BOONE’S CHAPEL, Ala. — The home Willard Hollon had shared with his son and granddaughters is gone now, as is the one where his daughter lived, both twisted from their foundations by a tornado and tossed into the woods nearby. The storms that devastated the Deep South destroyed his family, too: Willard, his son Steve and daughter Cheryl all were killed when the winds roared through.
The storms that smacked the Midwest and South with howling winds and pounding rain left 17 people dead in four states, including the Hollons. Steve Hollon had recently retired from the Air Force and moved into his father’s home with his wife and two daughters while they remodeled a home of their own up the road — he had come to this small community about 25 miles from Montgomery to be closer to his dad.

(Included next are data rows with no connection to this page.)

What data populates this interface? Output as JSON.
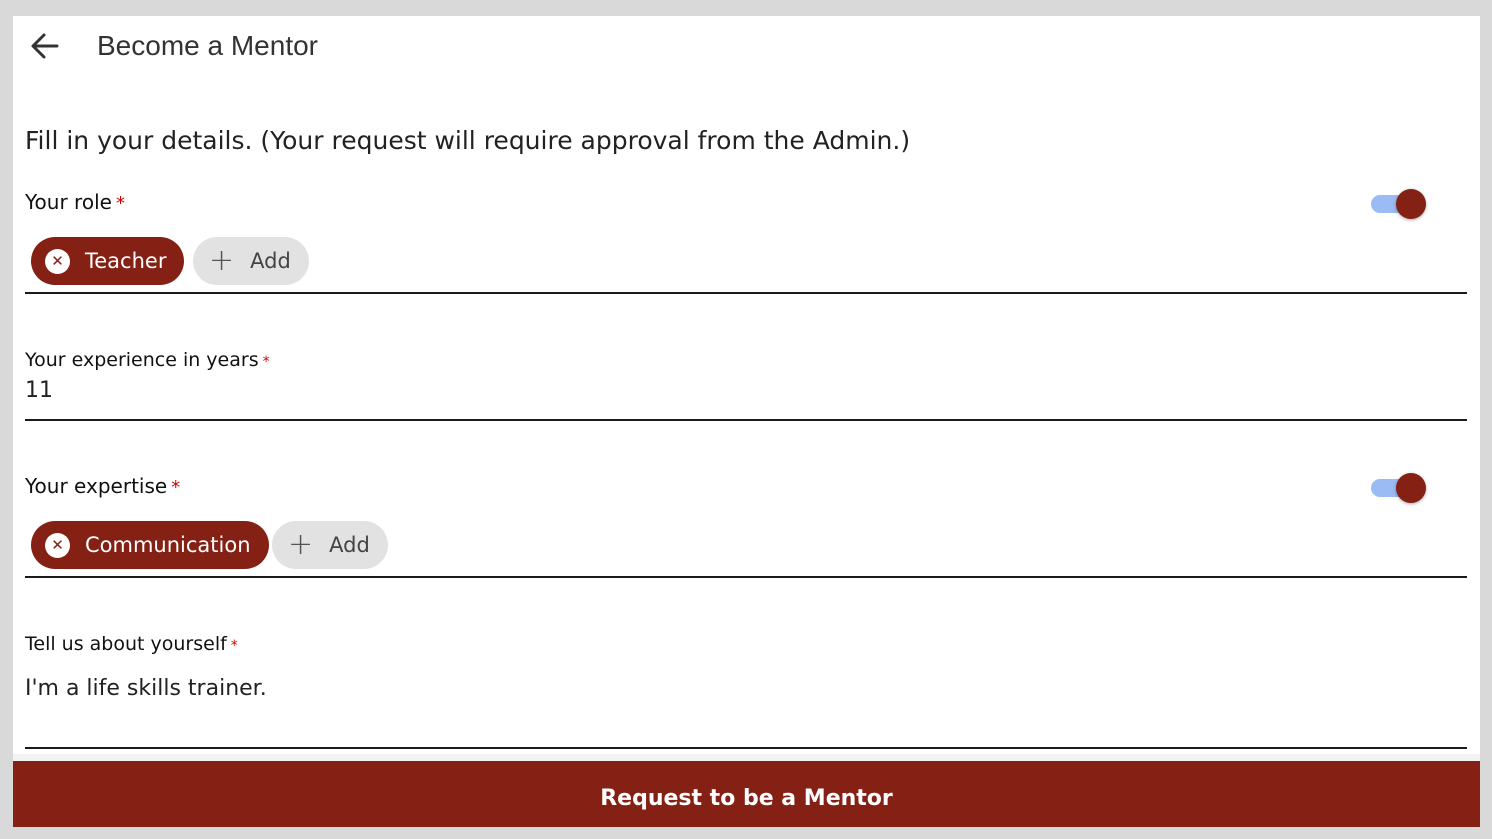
{
  "header": {
    "back_icon": "arrow-left-icon",
    "title": "Become a Mentor"
  },
  "intro": "Fill in your details. (Your request will require approval from the Admin.)",
  "role": {
    "label": "Your role",
    "required_mark": "*",
    "toggle_on": true,
    "chips": [
      "Teacher"
    ],
    "add_label": "Add"
  },
  "experience": {
    "label": "Your experience in years",
    "required_mark": "*",
    "value": "11"
  },
  "expertise": {
    "label": "Your expertise",
    "required_mark": "*",
    "toggle_on": true,
    "chips": [
      "Communication"
    ],
    "add_label": "Add"
  },
  "about": {
    "label": "Tell us about yourself",
    "required_mark": "*",
    "value": "I'm a life skills trainer."
  },
  "submit_label": "Request to be a Mentor",
  "colors": {
    "accent": "#852015",
    "toggle_track": "#9bbbf5",
    "required": "#d00000",
    "chip_add_bg": "#e2e2e2"
  }
}
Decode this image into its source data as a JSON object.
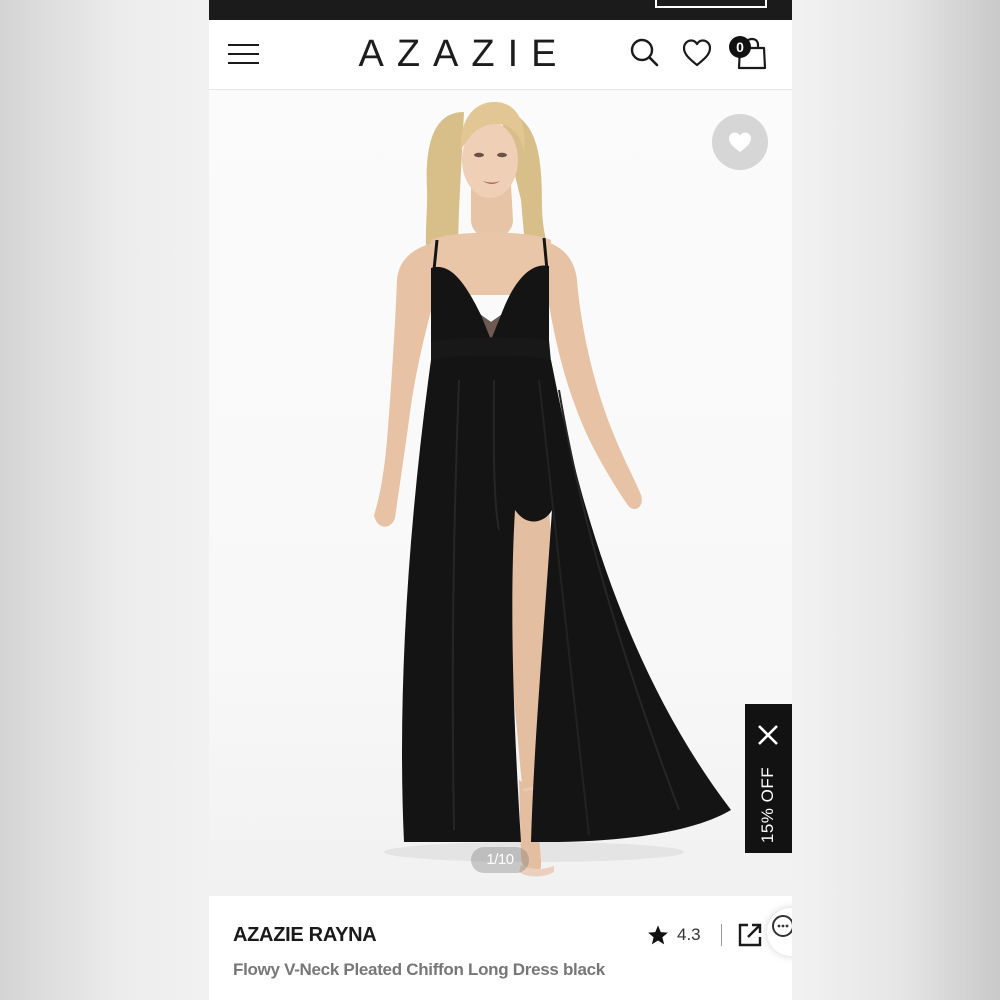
{
  "header": {
    "brand": "AZAZIE",
    "bag_count": "0",
    "icons": [
      "menu-icon",
      "search-icon",
      "heart-icon",
      "shopping-bag-icon"
    ]
  },
  "gallery": {
    "page_indicator": "1/10",
    "promo_label": "15% OFF",
    "icons": [
      "heart-icon",
      "close-icon"
    ]
  },
  "product": {
    "name": "AZAZIE RAYNA",
    "description": "Flowy V-Neck Pleated Chiffon Long Dress black",
    "rating": "4.3",
    "icons": [
      "star-icon",
      "share-icon",
      "chat-icon"
    ]
  },
  "colors": {
    "dress": "#141414",
    "accent": "#121212",
    "muted_text": "#777777"
  }
}
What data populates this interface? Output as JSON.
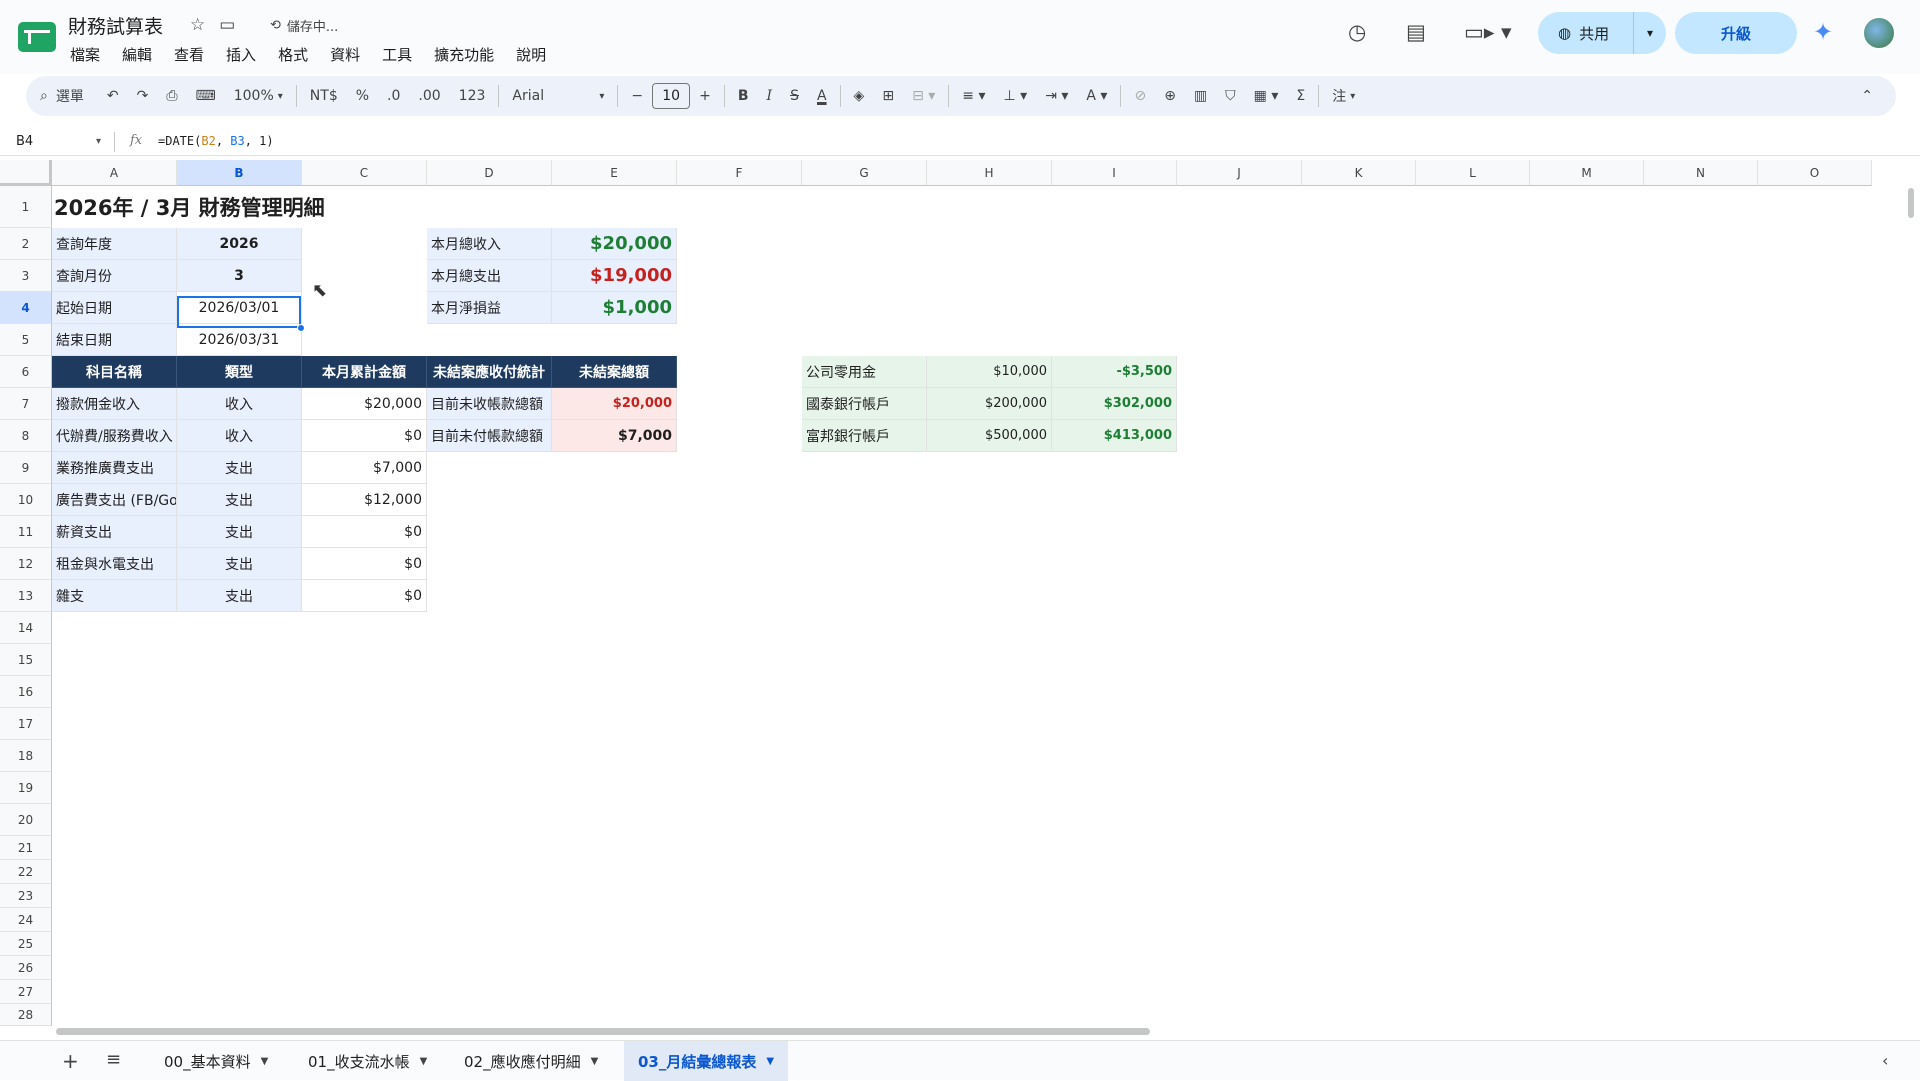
{
  "app": {
    "doc_title": "財務試算表",
    "saving_status": "儲存中...",
    "menus": [
      "檔案",
      "編輯",
      "查看",
      "插入",
      "格式",
      "資料",
      "工具",
      "擴充功能",
      "說明"
    ],
    "share_label": "共用",
    "upgrade_label": "升級"
  },
  "toolbar": {
    "search_label": "選單",
    "zoom": "100%",
    "currency": "NT$",
    "percent": "%",
    "dec_decrease": ".0",
    "dec_increase": ".00",
    "number_format": "123",
    "font": "Arial",
    "font_size": "10",
    "bold": "B",
    "italic": "I",
    "strike": "S",
    "text_color": "A",
    "sum": "Σ",
    "notes": "注"
  },
  "formula_bar": {
    "name_box": "B4",
    "fx": "fx",
    "formula_prefix": "=DATE(",
    "ref1": "B2",
    "sep1": ", ",
    "ref2": "B3",
    "formula_suffix": ", 1)"
  },
  "columns": [
    "A",
    "B",
    "C",
    "D",
    "E",
    "F",
    "G",
    "H",
    "I",
    "J",
    "K",
    "L",
    "M",
    "N",
    "O"
  ],
  "rows": [
    "1",
    "2",
    "3",
    "4",
    "5",
    "6",
    "7",
    "8",
    "9",
    "10",
    "11",
    "12",
    "13",
    "14",
    "15",
    "16",
    "17",
    "18",
    "19",
    "20",
    "21",
    "22",
    "23",
    "24",
    "25",
    "26",
    "27",
    "28"
  ],
  "sheet": {
    "title": "2026年 / 3月 財務管理明細",
    "query": [
      {
        "label": "查詢年度",
        "value": "2026"
      },
      {
        "label": "查詢月份",
        "value": "3"
      },
      {
        "label": "起始日期",
        "value": "2026/03/01"
      },
      {
        "label": "結束日期",
        "value": "2026/03/31"
      }
    ],
    "summary": [
      {
        "label": "本月總收入",
        "value": "$20,000"
      },
      {
        "label": "本月總支出",
        "value": "$19,000"
      },
      {
        "label": "本月淨損益",
        "value": "$1,000"
      }
    ],
    "table_headers": [
      "科目名稱",
      "類型",
      "本月累計金額",
      "未結案應收付統計",
      "未結案總額"
    ],
    "items": [
      {
        "name": "撥款佣金收入",
        "type": "收入",
        "amount": "$20,000"
      },
      {
        "name": "代辦費/服務費收入",
        "type": "收入",
        "amount": "$0"
      },
      {
        "name": "業務推廣費支出",
        "type": "支出",
        "amount": "$7,000"
      },
      {
        "name": "廣告費支出 (FB/Google)",
        "type": "支出",
        "amount": "$12,000"
      },
      {
        "name": "薪資支出",
        "type": "支出",
        "amount": "$0"
      },
      {
        "name": "租金與水電支出",
        "type": "支出",
        "amount": "$0"
      },
      {
        "name": "雜支",
        "type": "支出",
        "amount": "$0"
      }
    ],
    "pending": [
      {
        "label": "目前未收帳款總額",
        "value": "$20,000"
      },
      {
        "label": "目前未付帳款總額",
        "value": "$7,000"
      }
    ],
    "accounts": [
      {
        "name": "公司零用金",
        "balance": "$10,000",
        "change": "-$3,500"
      },
      {
        "name": "國泰銀行帳戶",
        "balance": "$200,000",
        "change": "$302,000"
      },
      {
        "name": "富邦銀行帳戶",
        "balance": "$500,000",
        "change": "$413,000"
      }
    ]
  },
  "sheet_tabs": [
    "00_基本資料",
    "01_收支流水帳",
    "02_應收應付明細",
    "03_月結彙總報表"
  ],
  "colors": {
    "accent": "#1a73e8",
    "header_dark": "#1e3a5f",
    "positive": "#1e7e34",
    "negative": "#c5221f"
  }
}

Henley Hollon lived across the street from his brother Willard and had come outside after the storm passed to make sure everyone was all right. The winds whirled, the lights went out and it all lasted less than a minute, he said. All he saw were a set of wooden steps and flowerbeds, the blooms still on the plants as though nothing happened. An American flag once displayed outside Cheryl’ s home had been draped over a tree branch about 100 feet away.
“When I shined the light out there I could see it was all gone,” Willard Hollon said.
Hymnals still rested on the pews at the nearby Boone’s Chapel Baptist Church, even though the walls and roof had blown away. Tammie Silas joined other church members to clean up the debris and came upon two photos of the Hollon family.
“This is all they’ve got left,” Silas said as she clutched the pictures.
Willard Hollon’s wife, Sarah, his granddaughters and Steve’s wife all survived.
A neighbor, retired Alabama Power employee Don Headley, echoed what others in an area accustomed to nasty weather and the threat of tornadoes had said: When the storm bore down on them, they thought the worst had already ended. He had been on his patio and thought he and his wife were in the clear.
“The rain was just in sheets. There was a big bang. It sounded like something was tearing off my roof. Limbs were rolling off the roof,” he said.
The noise ended in less than a minute, and Headley went back out on his patio. Where he had been standing moments earlier a 2-inch-wide limb was now driven through the patio roof, he said.
Autauga County Chief Deputy Sheriff Joe Sedinger said seven others were hurt in the area, including a firefighter injured during rescue operations.
Seven people were hurt in the storm, including a firefighter injured during the emergency response, Sedinger said. He said the storm hopscotched for several miles, leaving some areas devastated and others untouched.
In Alabama’s Washington County, about 50 miles north of Mobile, a mother and her two children were among those killed, said county coroner Rickey Davidson. A woman in her 30s and two teenage boys died when the storm demolished a double-wide mobile home in the Deer Park community.
The woman’s husband survived and was in the hospital, he said. Winds had thrown things 100 yards from where the home had stood.
“It was not a pretty sight,” Davidson said.
Another death was reported in Mississippi’s Greene County, said Jeff Rent, a spokesman for the Mississippi Emergency Management Agency. He did not have further details, and the Greene County Sheriff’s Office did not immediately return a phone message Saturday.
In Marengo County in west-central Alabama, four separate tornadoes hit over the span of about five to six hours, emergency management director Kevin McKinney said.
A state of emergency had been declared for the whole state, and even the first NASCAR race of a busy weekend at Talladega Superspeedway was postponed.
Tornadoes first started touching down Thursday in Oklahoma, where two people were killed before the system pushed into Arkansas and left another seven dead, including three children.
The worst damage in Oklahoma was in the small town of Tushka, where two people were killed and at least 25 hurt as the tornado plowed through the town of 350.
Back in Boone’s Chapel, Tammie Silas reflected on the fate of her church. The sanctuary was gone, though a school wing and gymnasium survived the storm. The sanctuary had been too small for Sunday morning services anyway, she said.
“We’d been talking about building a new sanctuary,” she said, “and God said, ‘OK.’”
Associated Press writers Jay Reeves in Birmingham; Chuck Bartels and Jeannie Nuss in Little Rock, Ark.; Nomaan Merchant in Bald Knob, Ark.; Kristi Eaton in Tushka, Okla.; Holbrook Mohr in Jackson, Miss.; and Jeff Martin and Jacob Jordan in Atlanta contributed to this report.